[Read more session reports from the UNCTAD E-Commerce Week 2018]
This session was moderated by Mr Dylan Piatti (Consumer and Retail Chief of Staff, Deloitte Africa; Chairman of the Board, E-commerce Forum Africa (EFA)). He introduced the EFA by explaining its role in enriching digital trade in Africa by bridging partnerships through investors and governments.
Bertrand Assamoi (Lead, Business Engagement, Africa, at the World Economic Forum (WEF)) said e-commerce connects the world while addressing social and economic issues. It is becoming a greater part of a country’s Gross Domestic Product (GDP), and therefore should be seen as a way to help countries grow by reaching out to small and medium enterprises (SMEs) and micro-businesses. E-commerce provides opportunities for greater access to markets for SMEs, enabling inclusive growth. He addressed the issue of high rates of unemployment among African youth as a risk, but also an opportunity for the continent to embrace the opportunities offered by digitalisation. He listed slow rural development and poverty as hindrances to e-commerce growth. To address the serious challenges faces in Africa, WEF is launching initiatives such as Enabling E-commerce, bringing together the most influential players from the private sector, government, and international organisations. Together, these groups could identify key roadblocks so that African countries can stay on track with the policies they need to enact to address issues efficiently.

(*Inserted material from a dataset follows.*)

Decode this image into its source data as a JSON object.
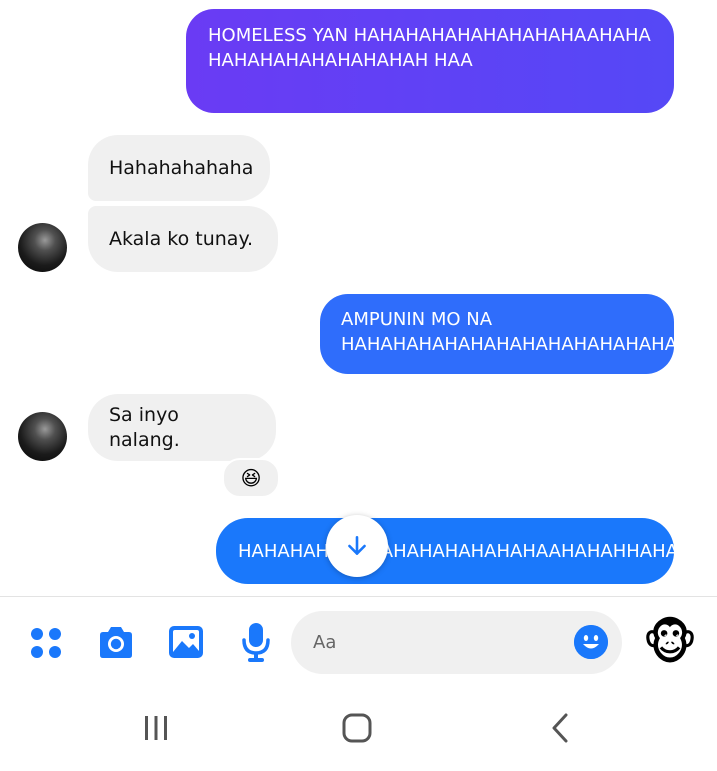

Mr Leonard Stiegeler (General Manager, Ringier Africa) explained his company’s new strategic involvement in Africa. They develop media interfaces for marketplaces to run classified platforms, for example find a job, list a job, sell something. Ringier partners with smaller businesses on the continent and hosts them jointly on their infrastructure. Stiegeler said that in the past six years there has been an explosion of mobile Internet use in Africa. There is increasing interest within the continent from corporations to go digital in terms of payments, marketing, and business. He commented on the 200 million dollars in investments overall last year, which is marginal in comparison to other start-ups around the world. Ringier hopes to bridge the gap between investor interest and digital knowledge in the region. He stated that the biggest cost factor in the process is educating SMEs on how to use their e-commerce platforms.
Mr Chris Folayan (Founder, Mall for Africa and Mall for the World) described his company’s relationship with US and UK retailers and how this increases trust when bringing e-commerce to the continent. He said the western world underestimates how much Africans desire brands, tools, and technology. Folayan stated that his company connects the two parties so they have greater access. He underlined their desire not only to import products, but also to help local artisans sell internationally. The solution was a partnership with eBay to advertise the local goods. This digital integration improves the local economy and equips generations to come so they feel encouraged to contribute to the global market. He said that verifying product quality is a major obstacle among African business owners trying to sell abroad. Africa Made Product Standards (AMPS) is a standard designed to help bring these quality standards across the continent under one umbrella to gain consumer confidence abroad.
Mr Alastair Tempest (Chief Executive Officer, EFA) spoke about how e-commerce’s further development potential currently lies with developing countries and youth, and that recent digital penetration in Africa is a testament to that. He said that solutions to development and job creation come from e-commerce. He restated Stiegeler’s point, that lack of skills and digital awareness are major obstacles in the region that must be overcome to continue progressing. He emphasised the need for continent-wide digital education. He mentioned the beginnings of a contract for a continental free trade area (CTFA) in Africa to bolster economic activity in the region. He suggested that digital currency may be a solution to move past the red tape in trade between African countries.
Piatti ended by asking the panellists what the government and private sector must do to help e-commerce grow. Stiegeler said governments must advertise their markets to investors, and also, partner with organisations to get citizens to be digitally proficient and become competitive in the market. Tempest suggested that the public and private sectors work together to gather local data on e-commerce to clarify the next steps. Folayan stated that the Internet’s footprint must increase in Africa. Lastly, Assamoi underlined the need for governments to invest in infrastructure to increase electricity and Internet access.
By Isabel Ashley